The Gautami Mahatmya (by G. P. Bhatt)
Sri Bhakti-rasamrta-sindhu (by Śrīla Rūpa Gosvāmī)
Rasa Jala Nidhi, vol 4: Iatrochemistry (by Bhudeb Mookerjee)
Treatment for fever (164): Vikrama-keshari rasa < [Chapter II - Fever (jvara)]
Treatment for fever (84): Jvara-matanga-keshari rasa < [Chapter II - Fever (jvara)]
Treatment for fever (89): Jvara-keshari rasa < [Chapter II - Fever (jvara)]
Brihad Bhagavatamrita (by Śrīla Sanātana Gosvāmī)
Early Chola Temples (by S. R. Balasubrahmanyam)

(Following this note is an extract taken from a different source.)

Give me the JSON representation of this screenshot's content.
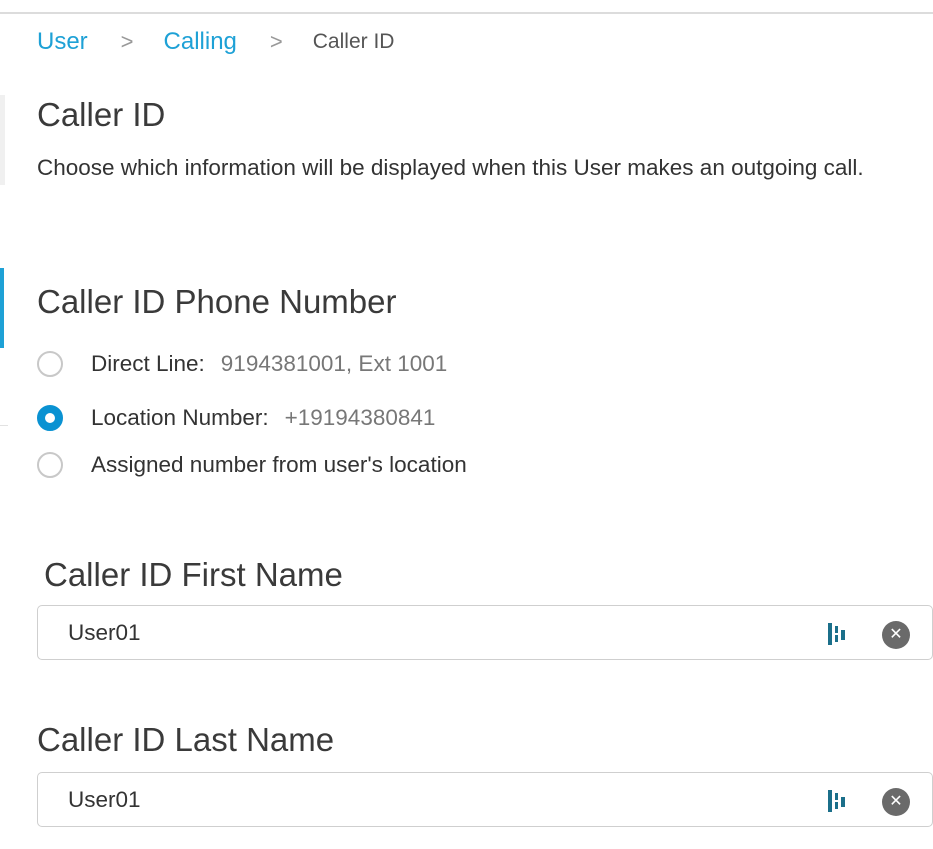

Temples in Siddhalingamadam < [Chapter II - Temples of Parantaka I’s Time]
Parantaka I < [Chapter XIV - Conclusion]
*The Sembiyan Style* < [Chapter X - Historical Survey]
Apadana commentary (Atthakatha) (by U Lu Pe Win)
Commentary of Biography of the thera Sucintita < [Chapter 7 - Sakacintaniyavagga (section on Sakacintaniya)]
Commentary on the biography of the the thera Sāriputta < [Chapter 1 - Buddhavagga (Buddha section)]